Dataset excerpts
※ ※ ※
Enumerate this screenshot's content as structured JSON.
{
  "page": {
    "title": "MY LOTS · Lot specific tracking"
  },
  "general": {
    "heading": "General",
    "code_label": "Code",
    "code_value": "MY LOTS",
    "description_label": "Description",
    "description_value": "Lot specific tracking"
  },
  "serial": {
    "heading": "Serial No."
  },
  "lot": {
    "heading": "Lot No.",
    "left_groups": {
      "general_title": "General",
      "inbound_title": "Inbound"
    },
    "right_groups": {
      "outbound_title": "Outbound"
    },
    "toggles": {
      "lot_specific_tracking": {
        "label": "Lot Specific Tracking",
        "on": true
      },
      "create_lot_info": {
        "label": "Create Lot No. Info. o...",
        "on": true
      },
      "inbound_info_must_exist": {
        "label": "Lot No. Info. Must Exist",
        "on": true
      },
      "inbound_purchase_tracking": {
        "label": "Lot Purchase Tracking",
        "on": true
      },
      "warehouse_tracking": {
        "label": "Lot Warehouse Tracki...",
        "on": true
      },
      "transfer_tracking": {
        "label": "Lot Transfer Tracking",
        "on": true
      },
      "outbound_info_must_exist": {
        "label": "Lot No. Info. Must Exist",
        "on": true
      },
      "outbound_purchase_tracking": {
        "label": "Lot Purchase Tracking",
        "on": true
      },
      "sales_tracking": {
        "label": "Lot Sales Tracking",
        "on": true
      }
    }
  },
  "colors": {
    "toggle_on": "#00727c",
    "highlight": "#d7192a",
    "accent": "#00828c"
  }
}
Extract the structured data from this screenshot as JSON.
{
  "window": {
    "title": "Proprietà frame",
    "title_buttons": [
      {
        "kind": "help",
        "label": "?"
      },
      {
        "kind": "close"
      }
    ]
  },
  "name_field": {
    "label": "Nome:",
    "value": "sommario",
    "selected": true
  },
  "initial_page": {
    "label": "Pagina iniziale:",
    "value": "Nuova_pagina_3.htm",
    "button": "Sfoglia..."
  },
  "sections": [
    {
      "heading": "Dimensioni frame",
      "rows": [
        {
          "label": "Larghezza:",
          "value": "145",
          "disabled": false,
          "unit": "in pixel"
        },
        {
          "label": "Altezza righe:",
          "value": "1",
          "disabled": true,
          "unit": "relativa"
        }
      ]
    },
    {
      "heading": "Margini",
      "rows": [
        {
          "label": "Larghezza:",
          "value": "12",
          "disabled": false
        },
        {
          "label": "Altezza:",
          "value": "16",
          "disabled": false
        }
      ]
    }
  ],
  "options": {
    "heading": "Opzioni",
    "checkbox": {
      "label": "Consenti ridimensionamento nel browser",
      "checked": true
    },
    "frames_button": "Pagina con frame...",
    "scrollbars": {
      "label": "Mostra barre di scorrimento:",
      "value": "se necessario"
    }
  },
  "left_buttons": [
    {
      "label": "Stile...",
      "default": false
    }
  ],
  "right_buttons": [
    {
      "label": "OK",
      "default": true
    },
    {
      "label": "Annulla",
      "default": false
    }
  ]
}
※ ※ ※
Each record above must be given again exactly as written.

Enumerate this screenshot's content as structured JSON.
{
  "page": {
    "title": "MY LOTS · Lot specific tracking"
  },
  "general": {
    "heading": "General",
    "code_label": "Code",
    "code_value": "MY LOTS",
    "description_label": "Description",
    "description_value": "Lot specific tracking"
  },
  "serial": {
    "heading": "Serial No."
  },
  "lot": {
    "heading": "Lot No.",
    "left_groups": {
      "general_title": "General",
      "inbound_title": "Inbound"
    },
    "right_groups": {
      "outbound_title": "Outbound"
    },
    "toggles": {
      "lot_specific_tracking": {
        "label": "Lot Specific Tracking",
        "on": true
      },
      "create_lot_info": {
        "label": "Create Lot No. Info. o...",
        "on": true
      },
      "inbound_info_must_exist": {
        "label": "Lot No. Info. Must Exist",
        "on": true
      },
      "inbound_purchase_tracking": {
        "label": "Lot Purchase Tracking",
        "on": true
      },
      "warehouse_tracking": {
        "label": "Lot Warehouse Tracki...",
        "on": true
      },
      "transfer_tracking": {
        "label": "Lot Transfer Tracking",
        "on": true
      },
      "outbound_info_must_exist": {
        "label": "Lot No. Info. Must Exist",
        "on": true
      },
      "outbound_purchase_tracking": {
        "label": "Lot Purchase Tracking",
        "on": true
      },
      "sales_tracking": {
        "label": "Lot Sales Tracking",
        "on": true
      }
    }
  },
  "colors": {
    "toggle_on": "#00727c",
    "highlight": "#d7192a",
    "accent": "#00828c"
  }
}
Extract the structured data from this screenshot as JSON.
{
  "window": {
    "title": "Proprietà frame",
    "title_buttons": [
      {
        "kind": "help",
        "label": "?"
      },
      {
        "kind": "close"
      }
    ]
  },
  "name_field": {
    "label": "Nome:",
    "value": "sommario",
    "selected": true
  },
  "initial_page": {
    "label": "Pagina iniziale:",
    "value": "Nuova_pagina_3.htm",
    "button": "Sfoglia..."
  },
  "sections": [
    {
      "heading": "Dimensioni frame",
      "rows": [
        {
          "label": "Larghezza:",
          "value": "145",
          "disabled": false,
          "unit": "in pixel"
        },
        {
          "label": "Altezza righe:",
          "value": "1",
          "disabled": true,
          "unit": "relativa"
        }
      ]
    },
    {
      "heading": "Margini",
      "rows": [
        {
          "label": "Larghezza:",
          "value": "12",
          "disabled": false
        },
        {
          "label": "Altezza:",
          "value": "16",
          "disabled": false
        }
      ]
    }
  ],
  "options": {
    "heading": "Opzioni",
    "checkbox": {
      "label": "Consenti ridimensionamento nel browser",
      "checked": true
    },
    "frames_button": "Pagina con frame...",
    "scrollbars": {
      "label": "Mostra barre di scorrimento:",
      "value": "se necessario"
    }
  },
  "left_buttons": [
    {
      "label": "Stile...",
      "default": false
    }
  ],
  "right_buttons": [
    {
      "label": "OK",
      "default": true
    },
    {
      "label": "Annulla",
      "default": false
    }
  ]
}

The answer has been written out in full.